Exercise details
Would you please give the entries again word for word, with no images in your copy?

*** Opening of Data to process ***

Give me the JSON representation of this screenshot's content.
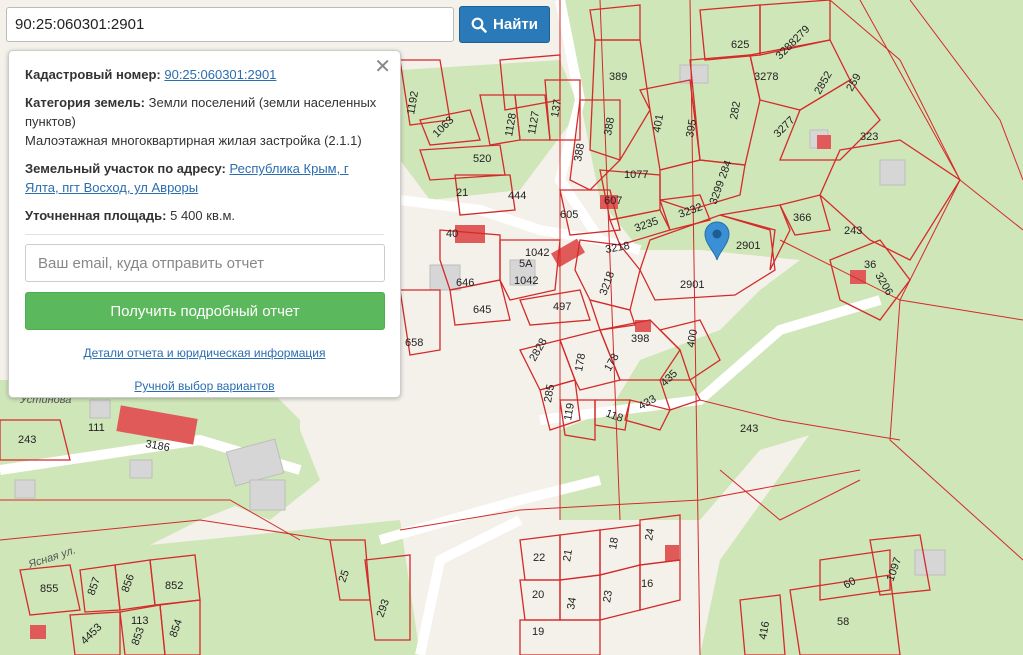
{
  "search": {
    "value": "90:25:060301:2901",
    "button_label": "Найти",
    "button_icon": "search-icon"
  },
  "info_panel": {
    "cadastral_label": "Кадастровый номер:",
    "cadastral_value": "90:25:060301:2901",
    "category_label": "Категория земель:",
    "category_value": "Земли поселений (земли населенных пунктов)",
    "usage": "Малоэтажная многоквартирная жилая застройка (2.1.1)",
    "address_label": "Земельный участок по адресу:",
    "address_value": "Республика Крым, г Ялта, пгт Восход, ул Авроры",
    "area_label": "Уточненная площадь:",
    "area_value": "5 400 кв.м.",
    "email_placeholder": "Ваш email, куда отправить отчет",
    "report_button": "Получить подробный отчет",
    "details_link": "Детали отчета и юридическая информация",
    "manual_link": "Ручной выбор вариантов",
    "close_icon": "close-icon"
  },
  "map": {
    "marker_icon": "map-pin-icon",
    "colors": {
      "parcel_border": "#d42a2a",
      "green": "#cfe6b8",
      "background": "#f4f1ea",
      "building": "#d9d9d9",
      "marker": "#3a8fd6"
    },
    "parcel_labels": [
      "2901",
      "2901",
      "243",
      "243",
      "3206",
      "366",
      "36",
      "3232",
      "3235",
      "3218",
      "3218",
      "1077",
      "3299 284",
      "395",
      "401",
      "388",
      "388",
      "389",
      "625",
      "3288279",
      "3278",
      "282",
      "3277",
      "2852",
      "259",
      "323",
      "137",
      "1127",
      "1128",
      "1063",
      "1192",
      "520",
      "21",
      "444",
      "40",
      "605",
      "607",
      "1042",
      "1042",
      "5А",
      "646",
      "645",
      "497",
      "658",
      "398",
      "400",
      "435",
      "433",
      "118",
      "119",
      "285",
      "2828",
      "178",
      "178",
      "111",
      "3186",
      "243",
      "855",
      "857",
      "856",
      "852",
      "4453",
      "853",
      "854",
      "113",
      "25",
      "293",
      "22",
      "21",
      "18",
      "24",
      "20",
      "34",
      "23",
      "16",
      "19",
      "1097",
      "60",
      "58",
      "416"
    ],
    "street_labels": [
      "Устинова",
      "Ясная ул."
    ]
  }
}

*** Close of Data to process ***

Written solution
Give me the JSON representation of this screenshot's content.
{
  "search": {
    "value": "90:25:060301:2901",
    "button_label": "Найти",
    "button_icon": "search-icon"
  },
  "info_panel": {
    "cadastral_label": "Кадастровый номер:",
    "cadastral_value": "90:25:060301:2901",
    "category_label": "Категория земель:",
    "category_value": "Земли поселений (земли населенных пунктов)",
    "usage": "Малоэтажная многоквартирная жилая застройка (2.1.1)",
    "address_label": "Земельный участок по адресу:",
    "address_value": "Республика Крым, г Ялта, пгт Восход, ул Авроры",
    "area_label": "Уточненная площадь:",
    "area_value": "5 400 кв.м.",
    "email_placeholder": "Ваш email, куда отправить отчет",
    "report_button": "Получить подробный отчет",
    "details_link": "Детали отчета и юридическая информация",
    "manual_link": "Ручной выбор вариантов",
    "close_icon": "close-icon"
  },
  "map": {
    "marker_icon": "map-pin-icon",
    "colors": {
      "parcel_border": "#d42a2a",
      "green": "#cfe6b8",
      "background": "#f4f1ea",
      "building": "#d9d9d9",
      "marker": "#3a8fd6"
    },
    "parcel_labels": [
      "2901",
      "2901",
      "243",
      "243",
      "3206",
      "366",
      "36",
      "3232",
      "3235",
      "3218",
      "3218",
      "1077",
      "3299 284",
      "395",
      "401",
      "388",
      "388",
      "389",
      "625",
      "3288279",
      "3278",
      "282",
      "3277",
      "2852",
      "259",
      "323",
      "137",
      "1127",
      "1128",
      "1063",
      "1192",
      "520",
      "21",
      "444",
      "40",
      "605",
      "607",
      "1042",
      "1042",
      "5А",
      "646",
      "645",
      "497",
      "658",
      "398",
      "400",
      "435",
      "433",
      "118",
      "119",
      "285",
      "2828",
      "178",
      "178",
      "111",
      "3186",
      "243",
      "855",
      "857",
      "856",
      "852",
      "4453",
      "853",
      "854",
      "113",
      "25",
      "293",
      "22",
      "21",
      "18",
      "24",
      "20",
      "34",
      "23",
      "16",
      "19",
      "1097",
      "60",
      "58",
      "416"
    ],
    "street_labels": [
      "Устинова",
      "Ясная ул."
    ]
  }
}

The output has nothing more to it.